After that spicy meal, you know you’ll want to cool your palate down with a cold, creamy dessert like ice cream. But you’ve never had ice cream like this before! At Graffiti Food & Wine Bar in the Lower East Side, celebrity chef Jehangir Mehta makes a dessert with warm truffle almond strawberries, and a side of ice cream. Sounds pretty tame, and also sounds like something that doesn’t fit National Pepper Month…until you realize that the ice cream has black pepper in it! Black peppercorns, which are dried drupes of the pepper plant, have been used as a ground spice for at least 2,000 years, and at one time was so high-valued that it was traded like a commodity currency. It’s so readily available to us now that ground black pepper is at the table of every restaurant in the city–even the pizzerias–and we don’t give it another thought. Here at Graffiti, Chef Mehta makes you take a look at the lowly peppercorn and how it changes something also well-known to us: ice cream. The smooth, creamy consistency is still there, and it’s still a sweet treat at the end of a meal, but the black pepper infused throughout the ice cream gives it a stark kick of robust flavor that you don’t expect and is a pleasant surprise. It goes perfectly with the sweet strawberries and the savory taste of the truffle oil. A perfect way to end a day of National Pepper Month!
Graffiti Food & Wine Bar
224 E 10th St (between 1st Ave & 2nd Ave)
“The sweet dish is the strawberry truffle, strawberries cooked with truffle, with black pepper ice cream. So it has this very savory note to it, though the ice cream is sweet, it has the sharp taste of pepper. And the strawberries are sweet but cut with the truffle. It’s been there since we’ve opened. We have a small basement storage area where we store the ice cream maker. We bring it up and down every single day. Then the strawberries and truffles are made on the flattop, just cooked in a saucepan.”–Gothamist
“The true dessert stand-out, however, was the strawberries. Warmed until soft and leaking their juices, the berries were made infinitely more delicious by a pour of white truffle oil, just enough to make them earthy and warmly sensual. Crunch was provided by toasted almond slivers, and black pepper ice cream completed the dish. The dessert perfectly bridged the gap between summer and fall as well as the gap between savory and sweet.”–Columbia Culinary Society

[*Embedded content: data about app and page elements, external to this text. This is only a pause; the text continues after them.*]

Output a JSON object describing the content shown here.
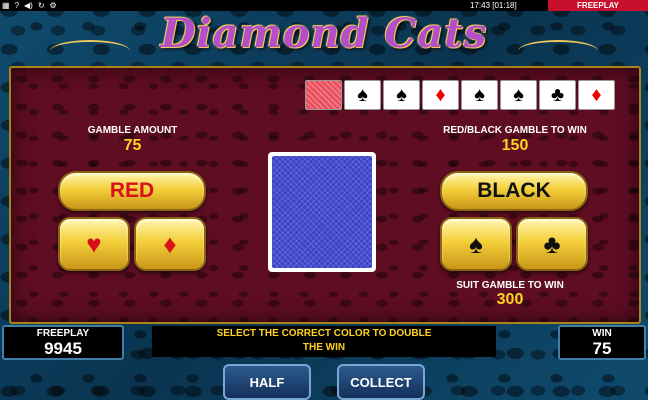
{
  "topbar": {
    "icons": [
      "flag-icon",
      "help-icon",
      "sound-icon",
      "reload-icon",
      "settings-icon"
    ],
    "clock": "17:43 [01:18]",
    "mode": "FREEPLAY"
  },
  "title": "Diamond Cats",
  "history": [
    {
      "type": "back",
      "suit": ""
    },
    {
      "type": "black",
      "suit": "♠"
    },
    {
      "type": "black",
      "suit": "♠"
    },
    {
      "type": "red",
      "suit": "♦"
    },
    {
      "type": "black",
      "suit": "♠"
    },
    {
      "type": "black",
      "suit": "♠"
    },
    {
      "type": "black",
      "suit": "♣"
    },
    {
      "type": "red",
      "suit": "♦"
    }
  ],
  "gamble": {
    "label": "GAMBLE AMOUNT",
    "value": "75"
  },
  "redblack": {
    "label": "RED/BLACK GAMBLE TO WIN",
    "value": "150"
  },
  "suit": {
    "label": "SUIT GAMBLE TO WIN",
    "value": "300"
  },
  "buttons": {
    "red": "RED",
    "black": "BLACK",
    "hearts": "♥",
    "diamonds": "♦",
    "spades": "♠",
    "clubs": "♣",
    "half": "HALF",
    "collect": "COLLECT"
  },
  "freeplay": {
    "label": "FREEPLAY",
    "value": "9945"
  },
  "win": {
    "label": "WIN",
    "value": "75"
  },
  "message": [
    "SELECT THE CORRECT COLOR TO DOUBLE",
    "THE WIN"
  ]
}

“So it was obvious that I would be having dessert and I am so glad I did. The name of this dish seems sort of just thrown together. Should it be warm strawberry almond truffle? No! You soon realize that the strawberries are not made into an almond truffle. But rather they are tossed with almonds and truffle (mushroom) oil! Bizarre, yes? But delicious! Along with the spicy, but refreshing black pepper ice cream, the sweetness of the strawberries is enhanced by the earthiness of truffle oil and the texture of the crunchy almonds.”–Eat This NY
Some reviews from Yelp.com:

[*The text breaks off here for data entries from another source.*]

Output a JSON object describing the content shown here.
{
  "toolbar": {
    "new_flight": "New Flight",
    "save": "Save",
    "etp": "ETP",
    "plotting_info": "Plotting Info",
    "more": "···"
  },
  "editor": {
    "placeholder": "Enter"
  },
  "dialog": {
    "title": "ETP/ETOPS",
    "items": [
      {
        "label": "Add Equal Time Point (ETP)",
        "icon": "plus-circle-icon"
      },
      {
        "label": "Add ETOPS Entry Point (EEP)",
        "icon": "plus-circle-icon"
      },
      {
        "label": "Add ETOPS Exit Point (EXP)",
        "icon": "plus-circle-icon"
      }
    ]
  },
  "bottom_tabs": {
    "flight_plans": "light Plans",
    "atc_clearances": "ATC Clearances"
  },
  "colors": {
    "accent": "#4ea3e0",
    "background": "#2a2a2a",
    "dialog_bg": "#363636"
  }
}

“Warm Truffle Almond Strawberries, Pepper Ice Cream – Since it’s such a small space, I love that you often get whiffs of truffle throughout dinner when other people order this dessert. If you are a truffle fan, this is a MUST TRY. I can’t even do it justice with words. Just get it.”–Susan Z.
“After the meal we each had a dessert. my boyfriend – the hazelnut chocolate caviar cupcake, and myself – the star – warm truffle almond strawberries with pepper ice cream. Sounds crazy, of course, but it might have been the best thing I’ve ever eaten in my life. No exaggeration. The warm truffle oil on the sweet strawberries with the pepper ice cream. OMG. I would have licked the bowl if there weren’t so many people around me.”–Jaime D.
Make sure you check out the updated NYC Food Holidays Map to find this most recent holiday!